The U. S. Coast Guard Auxiliary's Advanced Coastal Navigation
(ACN) course is a comprehensive course to prepare the advanced
boater with the knowledge needed to safely pilot a boat.
- INTRODUCTION TO COASTAL NAVIGATION --
course overview; names and definitions of various types
of navigation; steps of voyage planning and underway navigation;
earth's coordinate system and its use to specify location;
how direction can be measured on the surface; conversion
of direction (true, magnetic, compass and relative) to another.
- THE MARINE MAGNETIC COMPASS -- parts
and principle of operation of the marine magnetic compass;
concept of deviation and distinctions between compass north,
magnetic north, and true north; "swinging ship"
and deviation table preparation; rapidly and reliably solving
TVMDC and/or CDMVT computations
- THE NAUTICAL CHART -- characteristics
of nautical charts, particularly Mercator and polyconic
projections; plotting positions in terms of latitude and
longitude; various chart types/scales and their appropriate
uses; basic knowledge of chart symbols; rapid and reliable
measurement of direction, distance, and location on Mercator
and polyconic nautical charts.
- THE NAVIGATOR'S TOOLS AND INSTRUMENTS
-- navigator tools used in everyday practice; basic skills
and familiarity with the use of plotting instruments; use
of other instruments and equipment used in the practice
- DEAD RECKONING -- working knowledge
of dead reckoning methods including plotting, labeling,
measuring, and determining DR positions; speed, time, distance
formulas and problem solving; speed estimation, tachometers
and speed curves.
- PILOTING -- Line of Position (LOP) concepts;
bearing use in LOPs; running fix by advancing or retiring
an LOP; danger bearings; estimated positions when the data
are lacking for a FIX.
- CURRENT SAILING -- understanding current
and the motion of the vessel; current problems on both the
nautical chart and maneuvering board including determination
of EP given set and drift, course steered, and speed maintained;
determination of actual set and drift given course steered,
speed maintained, and a FIX; determination of course to
steer and resultant SOA given set and drift and intended
track; determination of course to steer and speed to maintain
given specified track and speed of advance and current set
- TIDES AND TIDAL CURRENTS -- understanding
tidal phenomena, causes, and typical variations; appreciate
the practical reasons why tides are important to the mariner;
know how to use the Tide Tables to estimate the height of
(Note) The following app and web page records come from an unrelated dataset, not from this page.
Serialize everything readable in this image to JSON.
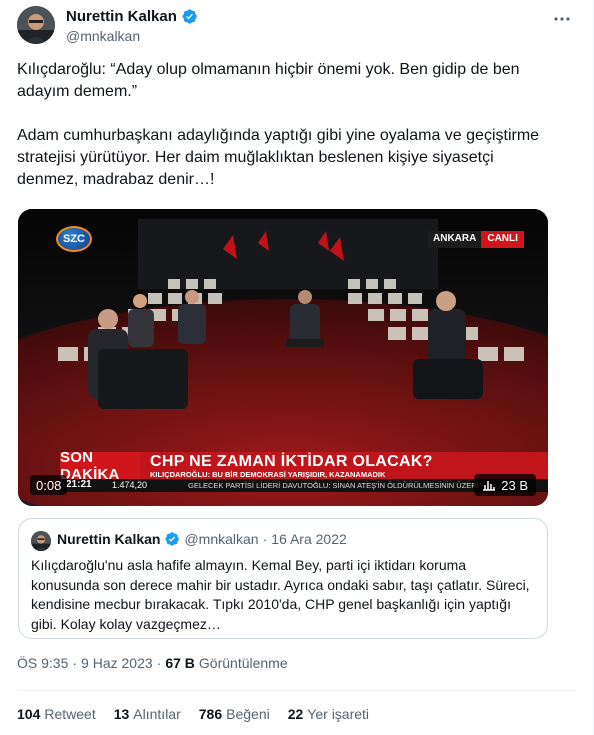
{
  "author": {
    "name": "Nurettin Kalkan",
    "handle": "@mnkalkan",
    "verified_color": "#1d9bf0"
  },
  "tweet": {
    "text": "Kılıçdaroğlu: “Aday olup olmamanın hiçbir önemi yok. Ben gidip de ben\nadayım demem.”\n\nAdam cumhurbaşkanı adaylığında yaptığı gibi yine oyalama ve geçiştirme\nstratejisi yürütüyor. Her daim muğlaklıktan beslenen kişiye siyasetçi\ndenmez, madrabaz denir…!"
  },
  "video": {
    "channel_logo": "SZC",
    "live_location": "ANKARA",
    "live_label": "CANLI",
    "breaking_label": "SON DAKİKA",
    "headline": "CHP NE ZAMAN İKTİDAR OLACAK?",
    "subheadline": "KILIÇDAROĞLU: BU BİR DEMOKRASİ YARIŞIDIR, KAZANAMADIK",
    "clock": "21:21",
    "market": "1.474,20",
    "news_line": "GELECEK PARTİSİ LİDERİ DAVUTOĞLU: SİNAN ATEŞ'İN ÖLDÜRÜLMESİNİN ÜZERİ",
    "elapsed": "0:08",
    "views": "23 B",
    "accent_red": "#d0161a"
  },
  "quote": {
    "name": "Nurettin Kalkan",
    "handle": "@mnkalkan",
    "dot": "·",
    "date": "16 Ara 2022",
    "text": "Kılıçdaroğlu'nu asla hafife almayın. Kemal Bey, parti içi iktidarı koruma konusunda son derece mahir bir ustadır. Ayrıca ondaki sabır, taşı çatlatır. Süreci, kendisine mecbur bırakacak. Tıpkı 2010'da, CHP genel başkanlığı için yaptığı gibi. Kolay kolay vazgeçmez…"
  },
  "meta": {
    "time": "ÖS 9:35",
    "dot1": "·",
    "date": "9 Haz 2023",
    "dot2": "·",
    "views_count": "67 B",
    "views_label": "Görüntülenme"
  },
  "stats": {
    "retweets": "104",
    "retweets_label": "Retweet",
    "quotes": "13",
    "quotes_label": "Alıntılar",
    "likes": "786",
    "likes_label": "Beğeni",
    "bookmarks": "22",
    "bookmarks_label": "Yer işareti"
  },
  "icons": {
    "verified": "verified-badge-icon",
    "more": "more-horizontal-icon",
    "views": "views-chart-icon"
  }
}
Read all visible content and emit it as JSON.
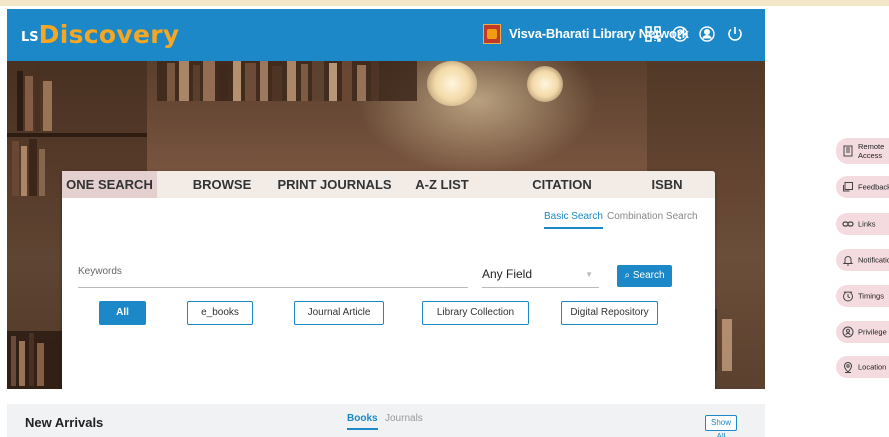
{
  "header": {
    "logo_prefix": "LS",
    "logo_name": "Discovery",
    "institution": "Visva-Bharati Library Network",
    "icons": [
      "qr-code-icon",
      "help-icon",
      "user-icon",
      "power-icon"
    ]
  },
  "search": {
    "tabs": [
      "ONE SEARCH",
      "BROWSE",
      "PRINT JOURNALS",
      "A-Z LIST",
      "CITATION",
      "ISBN"
    ],
    "active_tab": "ONE SEARCH",
    "modes": [
      "Basic Search",
      "Combination Search"
    ],
    "active_mode": "Basic Search",
    "keywords_label": "Keywords",
    "field_value": "Any Field",
    "search_button": "Search",
    "filters": [
      "All",
      "e_books",
      "Journal Article",
      "Library Collection",
      "Digital Repository"
    ],
    "active_filter": "All"
  },
  "arrivals": {
    "title": "New Arrivals",
    "tabs": [
      "Books",
      "Journals"
    ],
    "active_tab": "Books",
    "show_all": "Show All"
  },
  "side_links": [
    {
      "label": "Remote",
      "label2": "Access",
      "icon": "remote-access-icon"
    },
    {
      "label": "Feedback",
      "icon": "feedback-icon"
    },
    {
      "label": "Links",
      "icon": "link-icon"
    },
    {
      "label": "Notificatio",
      "icon": "bell-icon"
    },
    {
      "label": "Timings",
      "icon": "clock-icon"
    },
    {
      "label": "Privilege",
      "icon": "privilege-icon"
    },
    {
      "label": "Location",
      "icon": "location-icon"
    }
  ],
  "colors": {
    "primary": "#1c88c8",
    "logo_accent": "#f5a623",
    "tab_active": "#e5d0d0",
    "side_pill": "#f3dbe0"
  }
}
the tide at any time; know how to use the Tidal Current
Tables to estimate the strength and direction of the current
at any time.
- RADIONAVIGATION -- understanding the
basics of RDF, Loran-C, Radar, and GPS, their respective
advantages, disadvantages, limitations and how they can
be used to fix position; radar use for collision- avoidance
CPA and target course and speed.
- NAVIGATION REFERENCE PUBLICATIONS --
Acquaintance with the U.S. Coast Pilot, the Light List,
and the Notices to Mariners; computation of visibility of
lights given height of light, observer, prevailing visibility
and nominal ranges; importance of up-to-date charts and
- FUEL AND VOYAGE PLANNING -- Understand
the basics of fuel planning, including the definitions of
fuel efficiency, fuel reserves, endurance, and range; fuel
consumption affects of such factors as hull design, engine
horsepower, throttle settings, condition of bottom etc.;
developing a fuel consumption curve; effects of current
in fuel planning; preparing and using a "Howgozit"
chart for a voyage.
- REFLECTIONS -- Examples of 10 principles
of navigation learned the hard way.
Individuals who successfully complete the course and exam
are awarded certificates.